(Data section begins)
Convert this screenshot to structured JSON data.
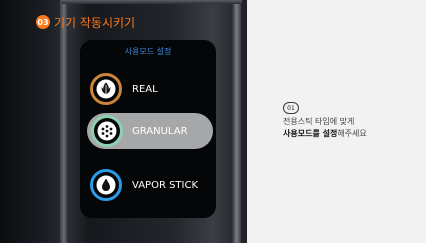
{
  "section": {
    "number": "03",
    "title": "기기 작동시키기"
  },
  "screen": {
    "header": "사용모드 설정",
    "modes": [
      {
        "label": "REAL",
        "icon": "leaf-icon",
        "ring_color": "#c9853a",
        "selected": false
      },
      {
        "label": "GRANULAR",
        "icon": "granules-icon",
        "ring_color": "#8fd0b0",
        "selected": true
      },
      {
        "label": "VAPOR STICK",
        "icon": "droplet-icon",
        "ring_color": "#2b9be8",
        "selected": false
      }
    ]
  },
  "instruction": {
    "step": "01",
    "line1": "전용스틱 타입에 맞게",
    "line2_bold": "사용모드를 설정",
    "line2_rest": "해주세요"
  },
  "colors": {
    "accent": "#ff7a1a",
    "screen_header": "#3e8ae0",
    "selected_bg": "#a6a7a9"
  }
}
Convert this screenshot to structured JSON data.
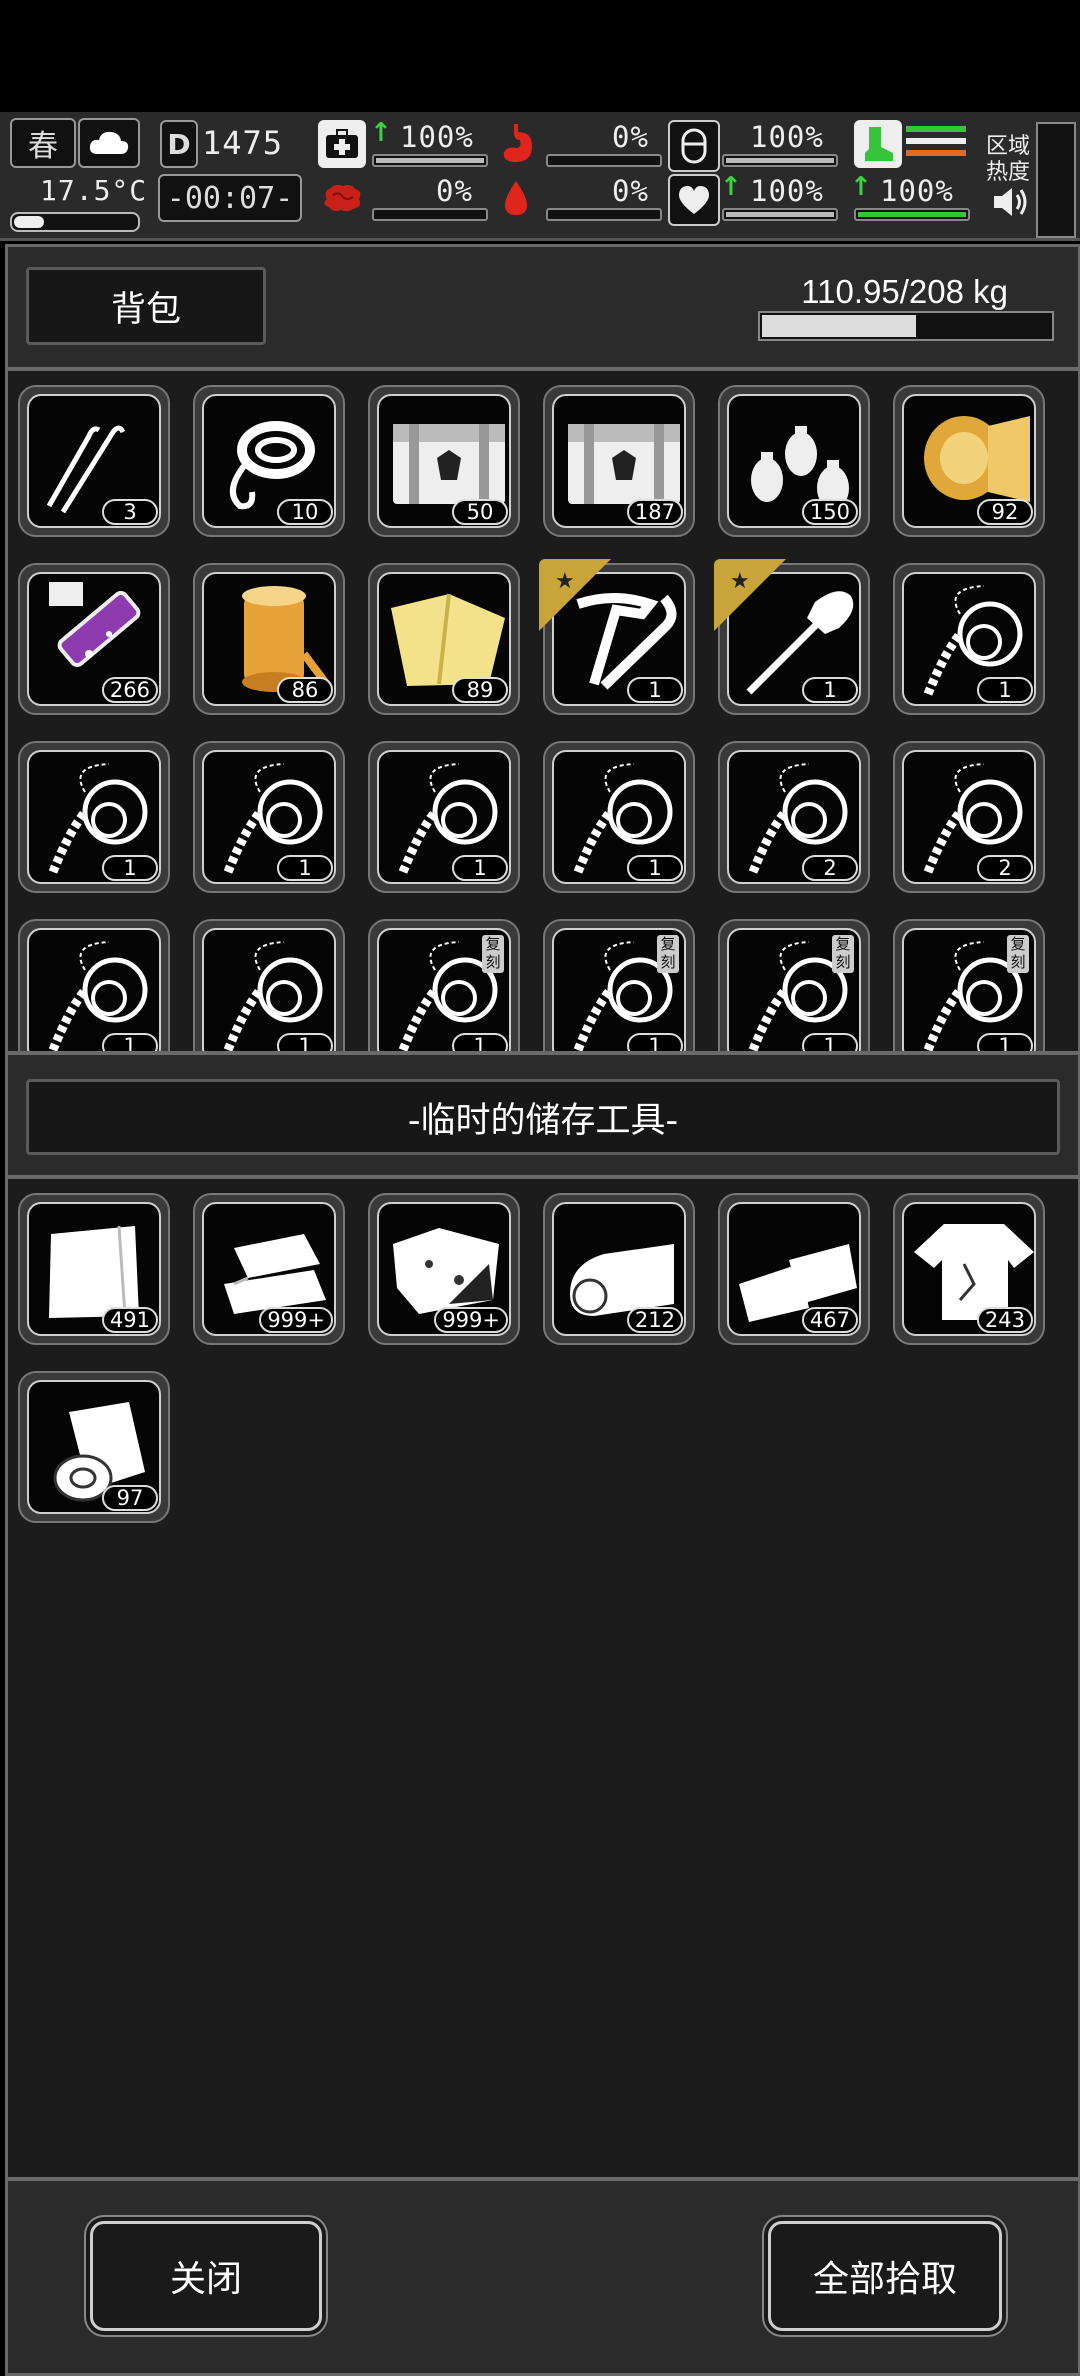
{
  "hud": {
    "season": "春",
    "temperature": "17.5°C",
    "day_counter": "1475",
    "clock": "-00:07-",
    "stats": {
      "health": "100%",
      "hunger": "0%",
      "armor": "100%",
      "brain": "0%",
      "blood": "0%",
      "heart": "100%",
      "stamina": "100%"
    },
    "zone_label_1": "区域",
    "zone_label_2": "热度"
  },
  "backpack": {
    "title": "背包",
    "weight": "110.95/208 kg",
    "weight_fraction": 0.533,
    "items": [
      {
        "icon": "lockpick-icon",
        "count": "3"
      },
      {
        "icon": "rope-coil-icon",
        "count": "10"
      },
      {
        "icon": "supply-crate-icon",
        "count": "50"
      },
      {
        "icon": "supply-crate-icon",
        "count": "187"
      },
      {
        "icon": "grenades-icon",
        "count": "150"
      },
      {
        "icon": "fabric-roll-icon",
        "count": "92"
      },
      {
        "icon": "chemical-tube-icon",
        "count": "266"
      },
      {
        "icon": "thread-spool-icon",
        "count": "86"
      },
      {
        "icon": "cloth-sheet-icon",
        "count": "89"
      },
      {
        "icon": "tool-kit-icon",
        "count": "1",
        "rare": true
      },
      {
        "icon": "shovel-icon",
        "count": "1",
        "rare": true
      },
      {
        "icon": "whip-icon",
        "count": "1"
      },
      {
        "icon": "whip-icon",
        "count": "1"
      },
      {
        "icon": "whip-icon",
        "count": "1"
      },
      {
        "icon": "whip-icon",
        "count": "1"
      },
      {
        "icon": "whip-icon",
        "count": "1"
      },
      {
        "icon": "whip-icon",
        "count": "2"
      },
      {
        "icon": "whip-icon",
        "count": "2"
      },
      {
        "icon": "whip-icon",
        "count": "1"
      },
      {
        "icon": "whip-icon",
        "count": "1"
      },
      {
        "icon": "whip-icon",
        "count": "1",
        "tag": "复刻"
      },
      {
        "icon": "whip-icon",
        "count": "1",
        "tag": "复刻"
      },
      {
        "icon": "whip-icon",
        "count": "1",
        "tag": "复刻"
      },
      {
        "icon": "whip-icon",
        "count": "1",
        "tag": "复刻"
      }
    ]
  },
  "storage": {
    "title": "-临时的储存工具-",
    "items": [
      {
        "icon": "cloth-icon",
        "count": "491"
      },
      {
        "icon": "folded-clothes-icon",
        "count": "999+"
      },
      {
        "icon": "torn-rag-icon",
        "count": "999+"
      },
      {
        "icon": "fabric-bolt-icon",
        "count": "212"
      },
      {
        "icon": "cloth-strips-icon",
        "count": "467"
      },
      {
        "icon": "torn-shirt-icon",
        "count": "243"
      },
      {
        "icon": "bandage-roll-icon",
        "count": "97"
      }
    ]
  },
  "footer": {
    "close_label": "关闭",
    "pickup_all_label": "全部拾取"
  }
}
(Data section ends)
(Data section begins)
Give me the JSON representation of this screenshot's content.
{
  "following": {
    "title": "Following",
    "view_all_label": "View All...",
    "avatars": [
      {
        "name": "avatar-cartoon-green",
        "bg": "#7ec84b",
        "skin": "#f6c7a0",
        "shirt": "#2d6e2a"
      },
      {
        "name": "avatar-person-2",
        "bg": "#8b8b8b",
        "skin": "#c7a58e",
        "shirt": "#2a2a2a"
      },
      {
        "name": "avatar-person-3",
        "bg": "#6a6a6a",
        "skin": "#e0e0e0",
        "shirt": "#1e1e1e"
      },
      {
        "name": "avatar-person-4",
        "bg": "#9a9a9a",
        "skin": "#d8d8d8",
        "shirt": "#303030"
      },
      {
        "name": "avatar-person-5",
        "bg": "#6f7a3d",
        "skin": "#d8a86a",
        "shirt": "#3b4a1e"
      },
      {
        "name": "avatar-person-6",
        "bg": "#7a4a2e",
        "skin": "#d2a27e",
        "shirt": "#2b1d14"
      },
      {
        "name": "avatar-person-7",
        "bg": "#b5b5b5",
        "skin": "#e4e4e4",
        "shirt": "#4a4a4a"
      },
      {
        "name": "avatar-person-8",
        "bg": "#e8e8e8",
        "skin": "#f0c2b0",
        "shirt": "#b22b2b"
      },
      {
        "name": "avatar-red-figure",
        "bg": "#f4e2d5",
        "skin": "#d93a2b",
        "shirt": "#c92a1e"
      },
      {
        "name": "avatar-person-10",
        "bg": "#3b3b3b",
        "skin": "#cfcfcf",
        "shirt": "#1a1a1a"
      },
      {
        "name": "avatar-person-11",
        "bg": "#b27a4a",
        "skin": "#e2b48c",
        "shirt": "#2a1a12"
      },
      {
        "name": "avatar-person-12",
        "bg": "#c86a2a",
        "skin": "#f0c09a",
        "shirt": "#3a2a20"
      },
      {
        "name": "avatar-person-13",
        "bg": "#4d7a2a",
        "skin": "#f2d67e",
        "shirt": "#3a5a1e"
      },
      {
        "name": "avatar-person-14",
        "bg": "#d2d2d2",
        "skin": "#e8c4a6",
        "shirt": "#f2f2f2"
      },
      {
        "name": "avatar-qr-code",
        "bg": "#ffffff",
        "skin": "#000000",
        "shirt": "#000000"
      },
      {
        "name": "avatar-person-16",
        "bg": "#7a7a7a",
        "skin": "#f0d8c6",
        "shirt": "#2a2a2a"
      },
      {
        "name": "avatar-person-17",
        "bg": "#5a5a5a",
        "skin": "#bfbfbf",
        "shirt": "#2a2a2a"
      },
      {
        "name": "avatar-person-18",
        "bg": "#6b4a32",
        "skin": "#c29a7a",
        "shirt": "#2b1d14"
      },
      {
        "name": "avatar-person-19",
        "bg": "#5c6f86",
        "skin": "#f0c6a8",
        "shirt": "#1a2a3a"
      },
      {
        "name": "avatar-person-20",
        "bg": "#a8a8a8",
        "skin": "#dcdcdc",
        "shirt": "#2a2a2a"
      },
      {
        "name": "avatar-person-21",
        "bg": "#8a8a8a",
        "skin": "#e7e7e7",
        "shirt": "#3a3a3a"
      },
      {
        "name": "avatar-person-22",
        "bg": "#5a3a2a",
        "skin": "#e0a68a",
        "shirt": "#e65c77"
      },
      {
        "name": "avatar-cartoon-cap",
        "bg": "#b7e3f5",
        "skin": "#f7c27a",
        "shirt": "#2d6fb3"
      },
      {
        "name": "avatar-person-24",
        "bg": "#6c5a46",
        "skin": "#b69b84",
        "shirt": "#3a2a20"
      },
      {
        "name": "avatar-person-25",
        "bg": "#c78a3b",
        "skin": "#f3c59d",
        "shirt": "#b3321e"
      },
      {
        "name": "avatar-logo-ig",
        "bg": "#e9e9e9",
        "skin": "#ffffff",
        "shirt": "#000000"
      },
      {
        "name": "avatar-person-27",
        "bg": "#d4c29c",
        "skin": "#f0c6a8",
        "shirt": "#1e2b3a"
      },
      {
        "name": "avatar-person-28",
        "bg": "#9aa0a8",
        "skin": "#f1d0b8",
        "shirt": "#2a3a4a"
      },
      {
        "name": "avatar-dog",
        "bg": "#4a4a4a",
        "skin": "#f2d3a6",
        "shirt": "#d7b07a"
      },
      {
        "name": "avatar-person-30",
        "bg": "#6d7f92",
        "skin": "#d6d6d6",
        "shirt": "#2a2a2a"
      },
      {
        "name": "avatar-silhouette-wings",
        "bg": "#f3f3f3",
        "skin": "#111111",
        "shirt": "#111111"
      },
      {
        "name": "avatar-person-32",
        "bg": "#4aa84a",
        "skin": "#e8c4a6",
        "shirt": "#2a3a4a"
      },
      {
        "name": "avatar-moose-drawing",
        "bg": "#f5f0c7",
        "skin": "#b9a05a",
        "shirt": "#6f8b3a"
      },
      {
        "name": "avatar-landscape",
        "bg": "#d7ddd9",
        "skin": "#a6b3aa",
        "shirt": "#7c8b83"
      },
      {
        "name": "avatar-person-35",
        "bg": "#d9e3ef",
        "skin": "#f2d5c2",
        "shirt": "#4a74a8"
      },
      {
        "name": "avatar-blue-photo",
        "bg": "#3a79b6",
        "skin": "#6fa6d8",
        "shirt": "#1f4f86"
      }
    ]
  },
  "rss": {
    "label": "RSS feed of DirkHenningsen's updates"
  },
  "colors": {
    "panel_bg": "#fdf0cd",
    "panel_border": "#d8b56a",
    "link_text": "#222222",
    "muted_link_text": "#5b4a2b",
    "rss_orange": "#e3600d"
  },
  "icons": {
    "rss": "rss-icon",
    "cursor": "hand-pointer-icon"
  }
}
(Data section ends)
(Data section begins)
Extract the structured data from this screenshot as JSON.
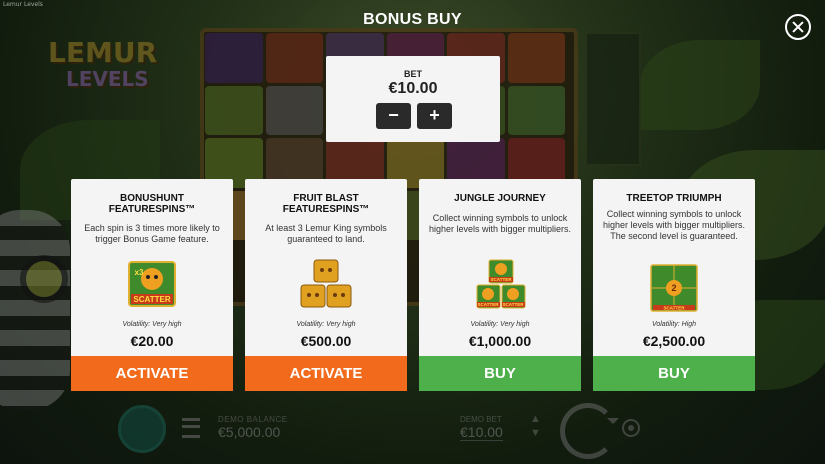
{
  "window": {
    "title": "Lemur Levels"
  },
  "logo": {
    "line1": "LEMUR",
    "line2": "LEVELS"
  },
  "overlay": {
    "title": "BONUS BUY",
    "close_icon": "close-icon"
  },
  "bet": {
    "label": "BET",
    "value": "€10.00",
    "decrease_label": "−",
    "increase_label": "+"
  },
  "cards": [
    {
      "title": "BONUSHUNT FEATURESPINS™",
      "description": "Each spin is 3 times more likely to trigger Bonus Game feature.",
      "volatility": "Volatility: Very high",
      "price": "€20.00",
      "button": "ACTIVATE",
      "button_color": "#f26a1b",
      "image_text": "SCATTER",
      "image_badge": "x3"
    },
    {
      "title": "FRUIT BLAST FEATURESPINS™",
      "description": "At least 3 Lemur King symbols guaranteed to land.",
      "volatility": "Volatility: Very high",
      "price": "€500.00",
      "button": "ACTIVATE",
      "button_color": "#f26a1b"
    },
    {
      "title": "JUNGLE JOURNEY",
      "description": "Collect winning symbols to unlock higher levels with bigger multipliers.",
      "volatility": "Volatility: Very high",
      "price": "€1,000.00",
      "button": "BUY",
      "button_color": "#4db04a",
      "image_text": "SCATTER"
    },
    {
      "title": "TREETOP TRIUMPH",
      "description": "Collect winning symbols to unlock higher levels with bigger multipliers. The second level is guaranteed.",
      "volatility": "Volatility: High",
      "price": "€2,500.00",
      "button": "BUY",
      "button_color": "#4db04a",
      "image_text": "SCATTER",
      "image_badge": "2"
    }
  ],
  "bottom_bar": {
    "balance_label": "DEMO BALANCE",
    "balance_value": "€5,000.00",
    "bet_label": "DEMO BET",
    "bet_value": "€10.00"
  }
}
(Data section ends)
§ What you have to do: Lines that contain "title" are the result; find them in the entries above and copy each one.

§ Answer below:
    "title": "기기 작동시키기"
    "title": "背包",
    "title": "-临时的储存工具-",
    "title": "Following",
    "title": "Lemur Levels"
    "title": "BONUS BUY",
      "title": "BONUSHUNT FEATURESPINS™",
      "title": "FRUIT BLAST FEATURESPINS™",
      "title": "JUNGLE JOURNEY",
      "title": "TREETOP TRIUMPH",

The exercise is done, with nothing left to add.